Background and purpose: There are some controversial results on the relationship between cerebral atherosclerosis and leukoaraiosis in the published papers, where cerebral atherosclerosis was often evaluated by ultrasonography, CTA or MRA. We analyzed data in which patients underwent both MRI and DSA to explore the above relationship in the aged people.
Methods: Three hundred and thirty-three patients were enrolled in the study from the Nanjing Stroke Registry. They underwent both cerebral DSA and MRI. Age, sex, and vascular risk factors were collected. Atherosclerosis was scored from grade 0 to 4. Leukoaraiosis was scored from grade 0 to 3.
Results: Cerebral artery stenosis was not correlated with the presence of leukoaraiosis. There were no correlations between the number of cerebral moderately or more severely stenotic arteries and the severity of leukoaraiosis in periventricular, deep, or whole white matter (P = .747, .268, and .608, respectively). Old age (odds ratio = 1.103, P = .027) and hypertension (odds ratio = 2.748, P = .003) were correlated with leukoaraiosis in the periventricular white matter. Old age (odds ratio = 1.073, P = .031) and prior stroke (odds ratio = 2.678, P = .002) were correlated with leukoaraiosis in the deep white matter.
Conclusions: No apparent correlation exists between cerebral artery stenosis and the presence and severity of leukoaraiosis.

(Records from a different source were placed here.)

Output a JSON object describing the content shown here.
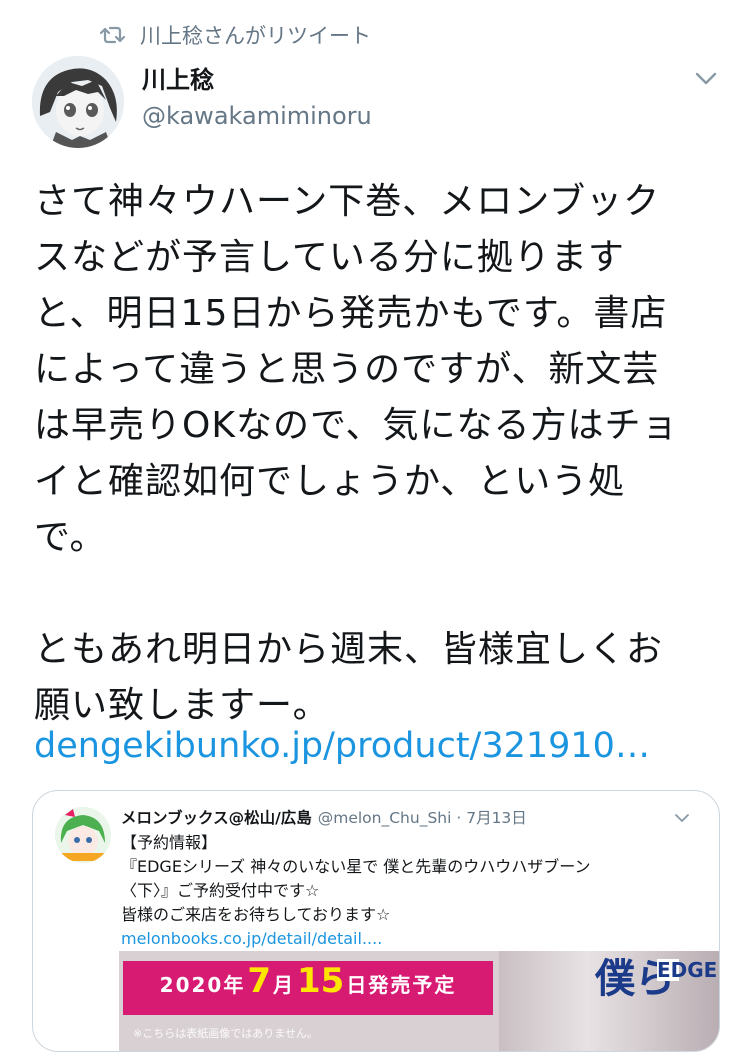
{
  "retweet": {
    "icon": "retweet-icon",
    "text": "川上稔さんがリツイート"
  },
  "author": {
    "name": "川上稔",
    "handle": "@kawakamiminoru",
    "avatar_icon": "anime-avatar"
  },
  "tweet": {
    "lines": [
      "さて神々ウハーン下巻、メロンブック",
      "スなどが予言している分に拠ります",
      "と、明日15日から発売かもです。書店",
      "によって違うと思うのですが、新文芸",
      "は早売りOKなので、気になる方はチョ",
      "イと確認如何でしょうか、という処",
      "で。",
      "",
      "ともあれ明日から週末、皆様宜しくお",
      "願い致しますー。"
    ],
    "link": "dengekibunko.jp/product/321910…"
  },
  "quote": {
    "name": "メロンブックス@松山/広島",
    "meta": "@melon_Chu_Shi · 7月13日",
    "lines": [
      "【予約情報】",
      "『EDGEシリーズ 神々のいない星で 僕と先輩のウハウハザブーン",
      "〈下〉』ご予約受付中です☆",
      "皆様のご来店をお待ちしております☆"
    ],
    "link": "melonbooks.co.jp/detail/detail....",
    "image": {
      "year": "2020年",
      "month": "7",
      "month_unit": "月",
      "day": "15",
      "day_unit": "日発売予定",
      "note": "※こちらは表紙画像ではありません。",
      "title_big": "僕ら",
      "title_small": "EDGE"
    }
  },
  "colors": {
    "accent": "#1b95e0",
    "muted": "#657786",
    "banner": "#d81b72",
    "banner_highlight": "#ffe600"
  }
}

Keywords: Leukoaraiosis; atherosclerosis; digital subtraction angiography; ischemic stroke.
Copyright © 2013 by the American Society of Neuroimaging.